Better than I deserve.

Carl F.H. Henry is quoted as asking, “How can anyone be arrogant when he stands beside the cross?” When I stand beside the cross, I see my sin and I see its end. I see what I deserve at the hand of God. I see that I deserve to have not only people, but even God himself turn his back on me. I deserve wounds and mocking, betrayal and abuse, scorn and shameful exposure. What I’ve tasted in the hurts caused by my friends are only the slightest hint of the beginnings of what I deserve—not from men, but from God—for my sin. What I deserve is to have the Father turn his back; I should be the one crying out, forsaken by God. When I think of the cross, even the hurt I’ve received in this life is better than I deserve.

It’s not my identity.

My worth and my value are not tied up in what others think of me. Paul was glad to be called a fool for the sake of the cross. He understood that his identity was not bound up with how others perceived him or treated him. If I am trusting in the cross-work of Jesus, then my identity, my sense of worth, my feelings of being loved, my joy, and my hope are all tied up in this reality: in the cross God has loved me and because of the cross he has welcomed me and called me his child. That truth matters infinitely more than what someone else thinks of me or how someone else treats me.

Learning patience.

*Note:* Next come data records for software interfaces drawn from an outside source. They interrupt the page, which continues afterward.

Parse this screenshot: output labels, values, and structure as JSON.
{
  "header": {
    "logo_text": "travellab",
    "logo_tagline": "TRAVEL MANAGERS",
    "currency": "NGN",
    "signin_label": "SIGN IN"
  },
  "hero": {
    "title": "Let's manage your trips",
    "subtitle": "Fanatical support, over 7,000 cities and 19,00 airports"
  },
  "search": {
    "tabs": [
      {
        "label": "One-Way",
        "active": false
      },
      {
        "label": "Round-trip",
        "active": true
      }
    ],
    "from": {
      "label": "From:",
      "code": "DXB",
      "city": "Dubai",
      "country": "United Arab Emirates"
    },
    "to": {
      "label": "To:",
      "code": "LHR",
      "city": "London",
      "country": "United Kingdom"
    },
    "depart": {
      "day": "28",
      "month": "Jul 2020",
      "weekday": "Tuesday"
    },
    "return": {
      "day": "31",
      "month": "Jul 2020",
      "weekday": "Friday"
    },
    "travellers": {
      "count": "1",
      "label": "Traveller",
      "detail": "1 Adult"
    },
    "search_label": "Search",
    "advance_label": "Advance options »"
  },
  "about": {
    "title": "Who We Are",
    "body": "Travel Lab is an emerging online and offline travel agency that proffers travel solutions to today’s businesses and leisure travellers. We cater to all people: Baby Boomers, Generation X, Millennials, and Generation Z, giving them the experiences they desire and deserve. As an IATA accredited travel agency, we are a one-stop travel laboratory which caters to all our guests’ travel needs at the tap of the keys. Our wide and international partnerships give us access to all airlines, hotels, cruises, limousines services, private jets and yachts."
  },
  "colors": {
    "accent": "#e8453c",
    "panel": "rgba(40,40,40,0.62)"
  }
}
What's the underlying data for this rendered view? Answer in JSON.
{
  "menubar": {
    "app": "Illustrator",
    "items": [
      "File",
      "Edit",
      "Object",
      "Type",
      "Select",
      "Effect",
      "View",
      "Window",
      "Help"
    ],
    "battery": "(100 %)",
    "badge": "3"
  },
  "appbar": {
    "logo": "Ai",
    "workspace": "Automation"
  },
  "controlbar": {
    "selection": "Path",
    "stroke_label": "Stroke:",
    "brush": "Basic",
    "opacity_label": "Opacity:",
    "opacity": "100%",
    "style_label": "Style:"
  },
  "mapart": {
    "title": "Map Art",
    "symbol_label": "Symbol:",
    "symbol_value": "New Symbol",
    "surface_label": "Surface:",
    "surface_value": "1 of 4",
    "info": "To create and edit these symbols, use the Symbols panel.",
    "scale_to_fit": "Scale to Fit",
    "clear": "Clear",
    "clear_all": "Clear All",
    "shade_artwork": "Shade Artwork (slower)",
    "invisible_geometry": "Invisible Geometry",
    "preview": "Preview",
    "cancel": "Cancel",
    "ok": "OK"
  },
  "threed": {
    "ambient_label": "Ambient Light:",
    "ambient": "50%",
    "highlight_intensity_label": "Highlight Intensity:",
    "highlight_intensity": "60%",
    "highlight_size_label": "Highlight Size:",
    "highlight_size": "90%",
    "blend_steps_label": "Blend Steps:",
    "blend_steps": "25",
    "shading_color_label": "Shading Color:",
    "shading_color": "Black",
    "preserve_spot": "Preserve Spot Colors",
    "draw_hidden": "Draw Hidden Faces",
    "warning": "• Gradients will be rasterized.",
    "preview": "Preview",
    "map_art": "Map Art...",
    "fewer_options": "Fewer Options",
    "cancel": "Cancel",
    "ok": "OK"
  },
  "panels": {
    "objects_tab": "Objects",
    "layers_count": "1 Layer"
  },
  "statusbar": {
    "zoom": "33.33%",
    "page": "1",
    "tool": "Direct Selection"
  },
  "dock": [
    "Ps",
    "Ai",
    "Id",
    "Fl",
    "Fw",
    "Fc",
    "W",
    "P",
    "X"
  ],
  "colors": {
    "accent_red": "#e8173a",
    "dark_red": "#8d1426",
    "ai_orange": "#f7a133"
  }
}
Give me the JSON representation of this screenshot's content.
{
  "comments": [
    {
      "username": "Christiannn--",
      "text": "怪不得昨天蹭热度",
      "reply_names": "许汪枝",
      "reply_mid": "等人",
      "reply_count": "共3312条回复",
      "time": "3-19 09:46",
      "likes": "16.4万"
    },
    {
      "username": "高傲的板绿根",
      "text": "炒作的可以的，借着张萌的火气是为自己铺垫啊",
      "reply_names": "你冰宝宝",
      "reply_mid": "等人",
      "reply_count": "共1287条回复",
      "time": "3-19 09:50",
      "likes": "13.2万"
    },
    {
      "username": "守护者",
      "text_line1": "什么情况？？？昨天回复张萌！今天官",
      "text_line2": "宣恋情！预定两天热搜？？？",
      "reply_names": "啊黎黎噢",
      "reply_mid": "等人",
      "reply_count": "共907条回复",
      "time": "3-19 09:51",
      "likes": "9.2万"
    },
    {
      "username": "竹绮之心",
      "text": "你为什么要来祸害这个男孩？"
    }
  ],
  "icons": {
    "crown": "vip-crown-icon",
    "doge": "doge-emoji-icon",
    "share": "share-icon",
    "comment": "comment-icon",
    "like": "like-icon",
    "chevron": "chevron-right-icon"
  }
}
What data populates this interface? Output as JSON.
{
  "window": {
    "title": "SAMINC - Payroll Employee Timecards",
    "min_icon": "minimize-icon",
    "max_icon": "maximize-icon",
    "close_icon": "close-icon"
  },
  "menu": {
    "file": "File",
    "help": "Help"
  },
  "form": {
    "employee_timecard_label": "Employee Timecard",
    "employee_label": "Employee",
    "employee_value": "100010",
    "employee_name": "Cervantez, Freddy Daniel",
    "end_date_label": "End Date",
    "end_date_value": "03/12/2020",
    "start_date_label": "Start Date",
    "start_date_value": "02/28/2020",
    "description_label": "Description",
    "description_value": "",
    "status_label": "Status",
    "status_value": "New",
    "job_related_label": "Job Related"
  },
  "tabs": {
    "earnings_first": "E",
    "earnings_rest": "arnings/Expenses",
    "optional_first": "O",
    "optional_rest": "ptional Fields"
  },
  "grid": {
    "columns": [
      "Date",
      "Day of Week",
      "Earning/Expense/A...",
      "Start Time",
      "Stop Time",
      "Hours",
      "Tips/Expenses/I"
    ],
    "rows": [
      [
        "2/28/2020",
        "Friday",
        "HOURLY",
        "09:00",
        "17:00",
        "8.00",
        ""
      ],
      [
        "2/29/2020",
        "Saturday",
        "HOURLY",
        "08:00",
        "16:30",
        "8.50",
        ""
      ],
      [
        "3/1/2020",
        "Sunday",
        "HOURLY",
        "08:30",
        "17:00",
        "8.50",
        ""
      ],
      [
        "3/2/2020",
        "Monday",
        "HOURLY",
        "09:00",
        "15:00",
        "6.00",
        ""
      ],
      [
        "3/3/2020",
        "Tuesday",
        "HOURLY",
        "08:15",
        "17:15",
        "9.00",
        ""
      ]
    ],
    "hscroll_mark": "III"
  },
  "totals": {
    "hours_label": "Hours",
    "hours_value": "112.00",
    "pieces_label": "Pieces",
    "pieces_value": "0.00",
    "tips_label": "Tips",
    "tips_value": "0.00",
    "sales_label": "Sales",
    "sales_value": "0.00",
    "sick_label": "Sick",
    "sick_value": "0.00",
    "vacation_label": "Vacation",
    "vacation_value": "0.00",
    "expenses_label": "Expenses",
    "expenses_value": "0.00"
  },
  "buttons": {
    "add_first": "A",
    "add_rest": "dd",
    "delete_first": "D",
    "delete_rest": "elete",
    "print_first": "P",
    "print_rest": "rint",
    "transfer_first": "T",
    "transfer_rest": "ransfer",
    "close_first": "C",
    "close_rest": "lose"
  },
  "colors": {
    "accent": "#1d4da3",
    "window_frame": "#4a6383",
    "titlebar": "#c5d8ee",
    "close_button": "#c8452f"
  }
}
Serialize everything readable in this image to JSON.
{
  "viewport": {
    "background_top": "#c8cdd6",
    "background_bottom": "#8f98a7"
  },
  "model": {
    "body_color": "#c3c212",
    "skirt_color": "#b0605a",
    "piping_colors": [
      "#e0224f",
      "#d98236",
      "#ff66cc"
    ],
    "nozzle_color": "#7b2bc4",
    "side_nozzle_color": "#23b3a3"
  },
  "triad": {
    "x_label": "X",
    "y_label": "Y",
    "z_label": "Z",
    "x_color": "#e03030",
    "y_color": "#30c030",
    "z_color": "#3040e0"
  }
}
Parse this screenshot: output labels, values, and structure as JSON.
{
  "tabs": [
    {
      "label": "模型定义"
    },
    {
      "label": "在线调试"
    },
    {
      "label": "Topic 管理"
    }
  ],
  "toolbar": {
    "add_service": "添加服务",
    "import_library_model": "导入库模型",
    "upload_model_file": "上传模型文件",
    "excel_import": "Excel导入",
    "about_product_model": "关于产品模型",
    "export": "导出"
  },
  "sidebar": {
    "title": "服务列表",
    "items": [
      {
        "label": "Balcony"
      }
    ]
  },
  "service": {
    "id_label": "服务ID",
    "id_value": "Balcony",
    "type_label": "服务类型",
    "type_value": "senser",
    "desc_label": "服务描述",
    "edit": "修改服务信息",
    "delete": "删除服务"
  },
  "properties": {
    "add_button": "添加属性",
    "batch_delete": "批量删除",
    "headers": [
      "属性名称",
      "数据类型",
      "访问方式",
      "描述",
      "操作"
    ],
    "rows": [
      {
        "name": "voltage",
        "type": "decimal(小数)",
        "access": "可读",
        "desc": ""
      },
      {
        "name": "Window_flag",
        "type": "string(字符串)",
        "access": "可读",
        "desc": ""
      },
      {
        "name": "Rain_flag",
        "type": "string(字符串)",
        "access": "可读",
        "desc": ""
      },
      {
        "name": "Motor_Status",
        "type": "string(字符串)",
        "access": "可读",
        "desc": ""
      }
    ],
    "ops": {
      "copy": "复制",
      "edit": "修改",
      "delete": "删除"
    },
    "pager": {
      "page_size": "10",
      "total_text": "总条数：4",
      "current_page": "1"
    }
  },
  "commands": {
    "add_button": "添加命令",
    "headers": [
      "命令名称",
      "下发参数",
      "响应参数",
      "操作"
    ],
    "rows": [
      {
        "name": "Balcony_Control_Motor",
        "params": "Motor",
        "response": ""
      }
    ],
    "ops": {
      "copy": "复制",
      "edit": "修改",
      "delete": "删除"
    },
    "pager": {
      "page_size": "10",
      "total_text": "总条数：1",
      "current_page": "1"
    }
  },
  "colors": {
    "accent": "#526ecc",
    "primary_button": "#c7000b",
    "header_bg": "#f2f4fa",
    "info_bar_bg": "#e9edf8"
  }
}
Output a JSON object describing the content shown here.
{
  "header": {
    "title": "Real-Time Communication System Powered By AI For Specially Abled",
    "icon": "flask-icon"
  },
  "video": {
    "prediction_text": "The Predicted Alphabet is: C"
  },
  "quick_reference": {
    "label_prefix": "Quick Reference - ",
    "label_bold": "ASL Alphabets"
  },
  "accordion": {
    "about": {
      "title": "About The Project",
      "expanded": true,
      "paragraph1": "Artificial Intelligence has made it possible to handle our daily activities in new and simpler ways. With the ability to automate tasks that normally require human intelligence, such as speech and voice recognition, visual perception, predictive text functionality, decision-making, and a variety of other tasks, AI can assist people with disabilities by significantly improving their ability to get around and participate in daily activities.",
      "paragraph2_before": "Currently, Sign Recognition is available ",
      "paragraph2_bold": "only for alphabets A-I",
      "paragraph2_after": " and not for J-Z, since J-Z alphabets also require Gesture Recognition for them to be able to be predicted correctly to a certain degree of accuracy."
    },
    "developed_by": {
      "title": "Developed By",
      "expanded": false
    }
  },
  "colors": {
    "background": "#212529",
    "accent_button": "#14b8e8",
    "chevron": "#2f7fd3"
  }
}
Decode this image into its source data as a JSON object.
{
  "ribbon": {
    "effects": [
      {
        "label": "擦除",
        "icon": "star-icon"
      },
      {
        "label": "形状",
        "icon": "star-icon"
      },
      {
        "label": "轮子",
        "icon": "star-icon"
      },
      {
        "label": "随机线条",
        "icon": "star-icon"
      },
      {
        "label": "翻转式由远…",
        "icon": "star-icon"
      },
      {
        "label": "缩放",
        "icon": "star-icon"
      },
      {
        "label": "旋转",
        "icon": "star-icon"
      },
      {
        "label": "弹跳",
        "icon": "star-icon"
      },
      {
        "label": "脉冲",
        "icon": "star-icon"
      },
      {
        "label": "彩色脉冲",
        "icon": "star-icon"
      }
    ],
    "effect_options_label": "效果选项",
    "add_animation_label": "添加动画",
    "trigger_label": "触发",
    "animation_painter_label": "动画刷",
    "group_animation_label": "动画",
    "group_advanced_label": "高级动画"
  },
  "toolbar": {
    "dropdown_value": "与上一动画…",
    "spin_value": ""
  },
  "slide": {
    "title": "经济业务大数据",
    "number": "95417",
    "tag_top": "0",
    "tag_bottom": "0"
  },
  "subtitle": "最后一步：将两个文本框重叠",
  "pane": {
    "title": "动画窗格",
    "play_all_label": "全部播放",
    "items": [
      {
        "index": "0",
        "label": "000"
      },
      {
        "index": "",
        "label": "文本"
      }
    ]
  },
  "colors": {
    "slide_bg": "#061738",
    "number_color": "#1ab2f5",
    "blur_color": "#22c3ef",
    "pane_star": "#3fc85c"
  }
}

For thousands of years God endured the sins of men and women. For thousands of years he held a longingly outstretched hand to sinners who hated him. Humans the world over rejected him, denied him, told lies about him, believed wrong things about him, and at times, flat-out ignored him. Yet he loved. He was willing to forgive. One might rightly ask, “But how could this be just?” He waited; he endured. He was patient for generation after generation, knowing that the cross would accomplish all his just purposes. I must learn to trust the cross in the same way. I must have patience when offended, trusting in the reconciling power of the cross, lovingly, longingly, and quickly seeking reconciliation, but knowing that my timetable for justice and reconciliation may not be God’s.

God is more just than me.

My sense of justice, together with the affections of my heart, are skewed and perverted. What I think justice looks like and what I think justice feels like are not necessarily representative of true justice at all. But here, in the cross, where God becomes the justifier of the unjust while proving himself completely just, I see that his justice is greater than anything I could imagine. In what looks like injustice—the righteous dying while the guilty go free—God vindicates himself as ultimately just. His ways are not mine, his thoughts are not mine. There is comfort in knowing that he will accomplish justice in a way that is greater than I ever could if I were in control. This conflict may not play out as I think it should; but that’s a good thing. God is more just than I am…whatever he does.

So  I might serve.

The church—and indeed, the whole world—is full of people who have been hurt. Why should I think for a moment that I would be able to minister to a world of people who are hurting without ever having gone through hurt myself? Christ endured what we must endure so that he might faithfully minister to us. Christ took on death before us, that he might bring us through it. Am I better than Christ? I only pray that somehow God will use the circumstances of my suffering to enable and equip me to serve others who are hurting.


For the Christian, the cross is the place of forgiveness of sins and reconciliation with God. It is the place where we are justified and made right with God. But that right standing with God is the foundation of so much more: it is the place of refuge in any and every situation in life. We must learn to be intentional in interpreting all of life through the cross. Are you being faithful to remember the cross in your circumstances? Are you being changed by it?